App and web page records:
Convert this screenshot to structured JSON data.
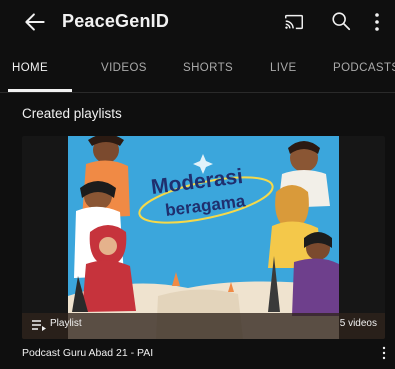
{
  "header": {
    "channel_name": "PeaceGenID",
    "icons": [
      "back-arrow-icon",
      "cast-icon",
      "search-icon",
      "more-vert-icon"
    ]
  },
  "tabs": [
    {
      "label": "HOME",
      "active": true
    },
    {
      "label": "VIDEOS",
      "active": false
    },
    {
      "label": "SHORTS",
      "active": false
    },
    {
      "label": "LIVE",
      "active": false
    },
    {
      "label": "PODCASTS",
      "active": false
    }
  ],
  "section": {
    "title": "Created playlists"
  },
  "playlist": {
    "thumbnail_text_line1": "Moderasi",
    "thumbnail_text_line2": "beragama",
    "badge_label": "Playlist",
    "video_count": "5 videos",
    "title": "Podcast Guru Abad 21 - PAI"
  },
  "colors": {
    "background": "#0f0f0f",
    "text": "#f1f1f1",
    "muted": "#aaaaaa",
    "thumb_sky": "#3ba6dc",
    "thumb_title": "#1f2f6e"
  }
}
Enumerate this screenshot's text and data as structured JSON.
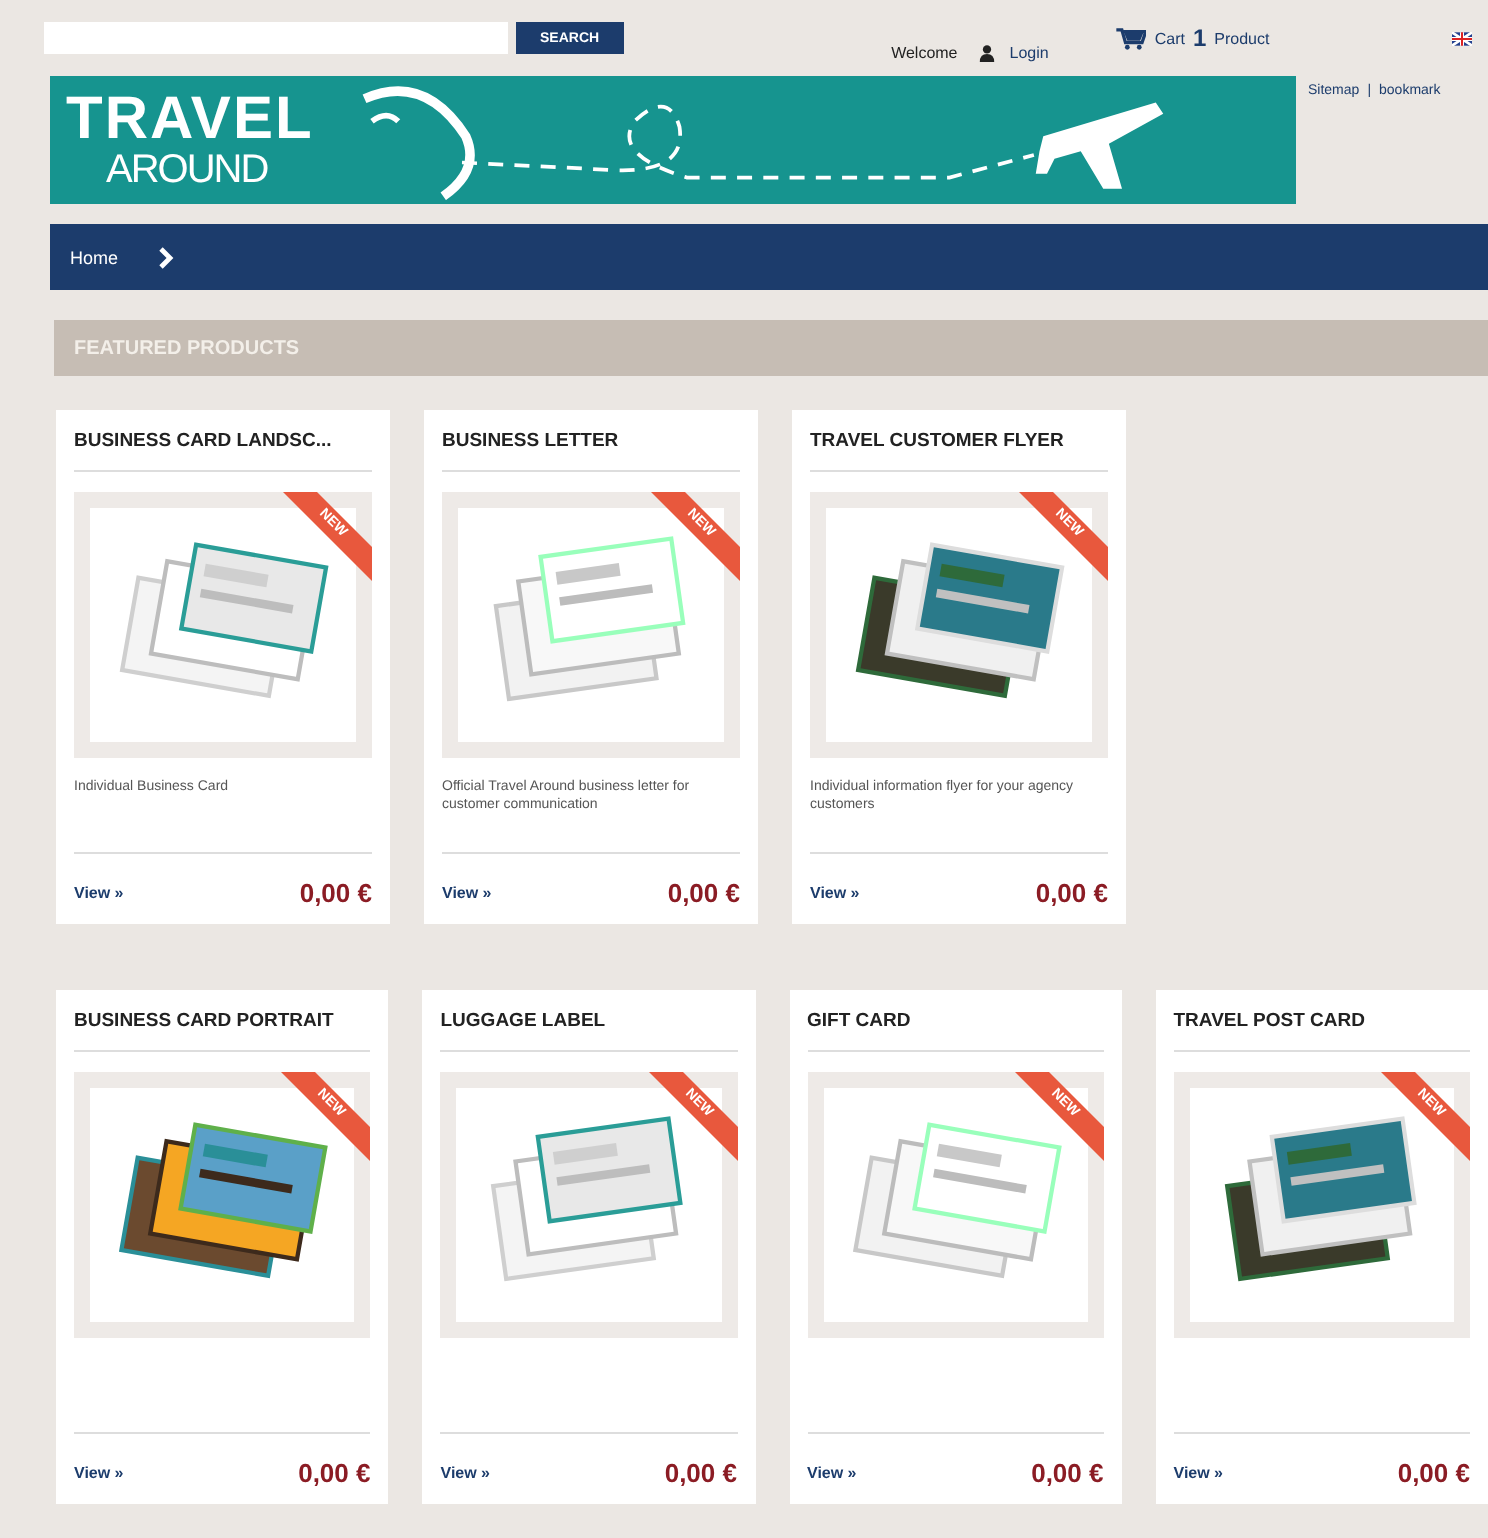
{
  "top_bar": {
    "search_button": "SEARCH",
    "welcome": "Welcome",
    "login": "Login",
    "cart": "Cart",
    "cart_count": "1",
    "cart_unit": "Product"
  },
  "banner": {
    "logo_top": "TRAVEL",
    "logo_bottom": "AROUND"
  },
  "links": [
    "Sitemap",
    "bookmark"
  ],
  "link_separator": "|",
  "breadcrumb": [
    "Home"
  ],
  "section_title": "FEATURED PRODUCTS",
  "product_rows": [
    [
      {
        "name": "BUSINESS CARD LANDSC...",
        "badge": "NEW",
        "description": "Individual Business Card",
        "link": "View »",
        "price": "0,00 €"
      },
      {
        "name": "BUSINESS LETTER",
        "badge": "NEW",
        "description": "Official Travel Around business letter for customer communication",
        "link": "View »",
        "price": "0,00 €"
      },
      {
        "name": "TRAVEL CUSTOMER FLYER",
        "badge": "NEW",
        "description": "Individual information flyer for your agency customers",
        "link": "View »",
        "price": "0,00 €"
      }
    ],
    [
      {
        "name": "BUSINESS CARD PORTRAIT",
        "badge": "NEW",
        "link": "View »",
        "price": "0,00 €"
      },
      {
        "name": "LUGGAGE LABEL",
        "badge": "NEW",
        "link": "View »",
        "price": "0,00 €"
      },
      {
        "name": "GIFT CARD",
        "badge": "NEW",
        "link": "View »",
        "price": "0,00 €"
      },
      {
        "name": "TRAVEL POST CARD",
        "badge": "NEW",
        "link": "View »",
        "price": "0,00 €"
      }
    ]
  ]
}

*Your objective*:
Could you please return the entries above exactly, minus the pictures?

*Answer section*:
Convert this screenshot to structured JSON data.
{
  "header": {
    "channel_name": "PeaceGenID",
    "icons": [
      "back-arrow-icon",
      "cast-icon",
      "search-icon",
      "more-vert-icon"
    ]
  },
  "tabs": [
    {
      "label": "HOME",
      "active": true
    },
    {
      "label": "VIDEOS",
      "active": false
    },
    {
      "label": "SHORTS",
      "active": false
    },
    {
      "label": "LIVE",
      "active": false
    },
    {
      "label": "PODCASTS",
      "active": false
    }
  ],
  "section": {
    "title": "Created playlists"
  },
  "playlist": {
    "thumbnail_text_line1": "Moderasi",
    "thumbnail_text_line2": "beragama",
    "badge_label": "Playlist",
    "video_count": "5 videos",
    "title": "Podcast Guru Abad 21 - PAI"
  },
  "colors": {
    "background": "#0f0f0f",
    "text": "#f1f1f1",
    "muted": "#aaaaaa",
    "thumb_sky": "#3ba6dc",
    "thumb_title": "#1f2f6e"
  }
}
Enumerate this screenshot's text and data as structured JSON.
{
  "top_bar": {
    "search_button": "SEARCH",
    "welcome": "Welcome",
    "login": "Login",
    "cart": "Cart",
    "cart_count": "1",
    "cart_unit": "Product"
  },
  "banner": {
    "logo_top": "TRAVEL",
    "logo_bottom": "AROUND"
  },
  "links": [
    "Sitemap",
    "bookmark"
  ],
  "link_separator": "|",
  "breadcrumb": [
    "Home"
  ],
  "section_title": "FEATURED PRODUCTS",
  "product_rows": [
    [
      {
        "name": "BUSINESS CARD LANDSC...",
        "badge": "NEW",
        "description": "Individual Business Card",
        "link": "View »",
        "price": "0,00 €"
      },
      {
        "name": "BUSINESS LETTER",
        "badge": "NEW",
        "description": "Official Travel Around business letter for customer communication",
        "link": "View »",
        "price": "0,00 €"
      },
      {
        "name": "TRAVEL CUSTOMER FLYER",
        "badge": "NEW",
        "description": "Individual information flyer for your agency customers",
        "link": "View »",
        "price": "0,00 €"
      }
    ],
    [
      {
        "name": "BUSINESS CARD PORTRAIT",
        "badge": "NEW",
        "link": "View »",
        "price": "0,00 €"
      },
      {
        "name": "LUGGAGE LABEL",
        "badge": "NEW",
        "link": "View »",
        "price": "0,00 €"
      },
      {
        "name": "GIFT CARD",
        "badge": "NEW",
        "link": "View »",
        "price": "0,00 €"
      },
      {
        "name": "TRAVEL POST CARD",
        "badge": "NEW",
        "link": "View »",
        "price": "0,00 €"
      }
    ]
  ]
}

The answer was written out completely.